Stepping into 30 Years: Step Afrika’s “The Migration: Reflections on Jacob Lawrence”


Step Afrika! has evolved significantly since its start as a festival in South Africa in 1994, and even in its 30th year, it retains an energetic celebration of African and African American culture through step dance. Arena Stage’s final production for the 2023/24 season features a revival of their significant piece, “The Migration: Reflections on Jacob Lawrence,” now enhanced with high-quality projections of Lawrence’s iconic paintings.

Inspired by Lawrence’s art, “The Migration” is a vibrant journey of movement and music that narrates the Great Migration of African Americans from the South to the North. This compelling story, marked by moments of joy, sorrow, and resilience, is brought to life through a continuous display of dance, song, and music.

The production masterfully blends various genres, including drum circles, work songs, gospel, spirituals, and jazz, creating a rich historical tapestry. The dance Company’s performance is extraordinary, showcasing remarkable endurance as they meet the demanding acrobatics and complex rhythms with perfect synchronization throughout the 90-minute performance.

The dancing is complemented by exceptional musical performances. Abdou Muhammed captivates with his impressive drumming, Lionel D. Lyles II excels on flute and tenor saxophone, and singers Ariel Dykes, Briona Jackson, Greg Watkins, and Kanysha Williams deliver a soul-stirring finale to the first act.

Director Jakari Sherman skillfully unifies the various choreographic pieces into a cohesive whole, with one of the standout moments being his own piece, “Off the Train,” a creative dance involving three men and their luggage. Harlan Penn’s scenic design is both thoughtful and engaging, evolving with the narrative while keeping the stage open for the dancers.

This production balances exuberance with a poignant reflection on historical and contemporary realities. The storyline, tracing the journey from freedom to enslavement and back, acknowledges the deep-seated issues from which African American dance and music have arisen and celebrates the triumphant reclaiming of these cultural elements.

Stepping, rooted in African traditions, has grown into a global phenomenon encompassing tap, breakdancing, and gymnastics. In its 30th year, Step Afrika! has become a premier exponent of this art form.

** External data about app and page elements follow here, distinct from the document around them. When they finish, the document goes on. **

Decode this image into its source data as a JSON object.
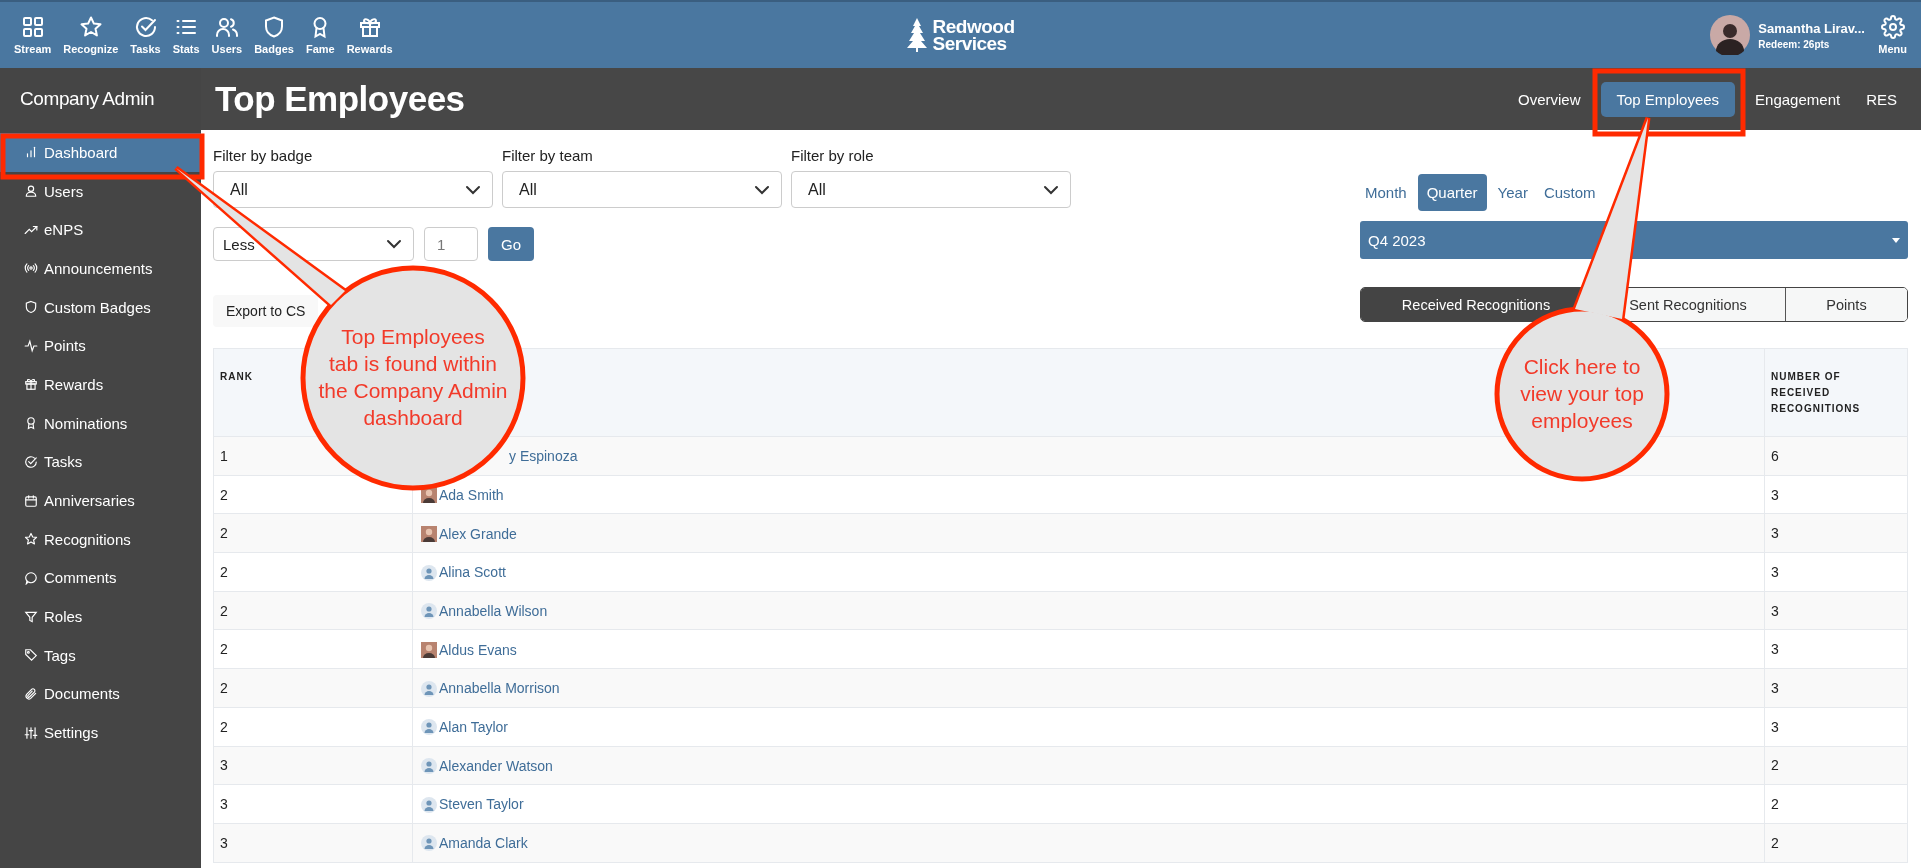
{
  "top_nav": {
    "items": [
      {
        "label": "Stream"
      },
      {
        "label": "Recognize"
      },
      {
        "label": "Tasks"
      },
      {
        "label": "Stats"
      },
      {
        "label": "Users"
      },
      {
        "label": "Badges"
      },
      {
        "label": "Fame"
      },
      {
        "label": "Rewards"
      }
    ]
  },
  "logo": {
    "line_1": "Redwood",
    "line_2": "Services"
  },
  "user": {
    "name": "Samantha Lirav...",
    "points": "Redeem: 26pts"
  },
  "menu": {
    "label": "Menu"
  },
  "sidebar": {
    "title": "Company Admin",
    "items": [
      {
        "label": "Dashboard",
        "selected": true
      },
      {
        "label": "Users",
        "selected": false
      },
      {
        "label": "eNPS",
        "selected": false
      },
      {
        "label": "Announcements",
        "selected": false
      },
      {
        "label": "Custom Badges",
        "selected": false
      },
      {
        "label": "Points",
        "selected": false
      },
      {
        "label": "Rewards",
        "selected": false
      },
      {
        "label": "Nominations",
        "selected": false
      },
      {
        "label": "Tasks",
        "selected": false
      },
      {
        "label": "Anniversaries",
        "selected": false
      },
      {
        "label": "Recognitions",
        "selected": false
      },
      {
        "label": "Comments",
        "selected": false
      },
      {
        "label": "Roles",
        "selected": false
      },
      {
        "label": "Tags",
        "selected": false
      },
      {
        "label": "Documents",
        "selected": false
      },
      {
        "label": "Settings",
        "selected": false
      }
    ]
  },
  "page": {
    "title": "Top Employees",
    "tabs": [
      {
        "label": "Overview",
        "selected": false
      },
      {
        "label": "Top Employees",
        "selected": true
      },
      {
        "label": "Engagement",
        "selected": false
      },
      {
        "label": "RES",
        "selected": false
      }
    ]
  },
  "filters": [
    {
      "label": "Filter by badge",
      "value": "All"
    },
    {
      "label": "Filter by team",
      "value": "All"
    },
    {
      "label": "Filter by role",
      "value": "All"
    }
  ],
  "threshold": {
    "comparison": "Less",
    "amount": "1",
    "button": "Go"
  },
  "export_button": "Export to CS",
  "period_tabs": [
    {
      "label": "Month",
      "selected": false
    },
    {
      "label": "Quarter",
      "selected": true
    },
    {
      "label": "Year",
      "selected": false
    },
    {
      "label": "Custom",
      "selected": false
    }
  ],
  "period": "Q4 2023",
  "metric_tabs": [
    {
      "label": "Received Recognitions",
      "selected": true
    },
    {
      "label": "Sent Recognitions",
      "selected": false
    },
    {
      "label": "Points",
      "selected": false
    }
  ],
  "table": {
    "rank_header": "RANK",
    "count_header": "NUMBER OF RECEIVED RECOGNITIONS",
    "rows": [
      {
        "rank": "1",
        "name": "y Espinoza",
        "count": "6"
      },
      {
        "rank": "2",
        "kind": "photo",
        "name": "Ada Smith",
        "count": "3"
      },
      {
        "rank": "2",
        "kind": "photo",
        "name": "Alex Grande",
        "count": "3"
      },
      {
        "rank": "2",
        "kind": "placeholder",
        "name": "Alina Scott",
        "count": "3"
      },
      {
        "rank": "2",
        "kind": "placeholder",
        "name": "Annabella Wilson",
        "count": "3"
      },
      {
        "rank": "2",
        "kind": "photo",
        "name": "Aldus Evans",
        "count": "3"
      },
      {
        "rank": "2",
        "kind": "placeholder",
        "name": "Annabella Morrison",
        "count": "3"
      },
      {
        "rank": "2",
        "kind": "placeholder",
        "name": "Alan Taylor",
        "count": "3"
      },
      {
        "rank": "3",
        "kind": "placeholder",
        "name": "Alexander Watson",
        "count": "2"
      },
      {
        "rank": "3",
        "kind": "placeholder",
        "name": "Steven Taylor",
        "count": "2"
      },
      {
        "rank": "3",
        "kind": "placeholder",
        "name": "Amanda Clark",
        "count": "2"
      }
    ]
  },
  "annotations": [
    {
      "kind": "callout",
      "text": "Top Employees\ntab is found within\nthe Company Admin\ndashboard"
    },
    {
      "kind": "callout",
      "text": "Click here to\nview your top\nemployees"
    }
  ]
}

African drumming is the heartbeat of the show, accompanied by flute, saxophone, and a beautifully sung rendition of “Wade in the Water,” which traces the development of Black music in America.

The narrative begins in an African village, moves through the American South, and finally embarks on the journey northward. Lawrence’s paintings come to life behind the dancers, each painting revealed in pieces to offer a more intimate experience. The dancers, exuding power and grace, bring this epic story to life, supported by Kenann Quander’s costumes that draw inspiration from the paintings.

Historical events are woven into the narrative, such as the Stono Rebellion of 1739, highlighting the resilience of the human spirit. Despite the hardships depicted, the production celebrates the profound contributions of African Americans to a nation still striving to fulfill its promise of liberty and justice for all. “The Migration” assures us that while drums may be taken away, the beat cannot be stopped.

Running Time: Approximately 90 minutes with one 15-minute intermission.

Step Afrika!’s “The Migration: Reflections on Jacob Lawrence” runs through July 14, 2024, at the Kreeger Theatre, Arena Stage, Washington, D.C. For more information and tickets, visit the Arena Stage website.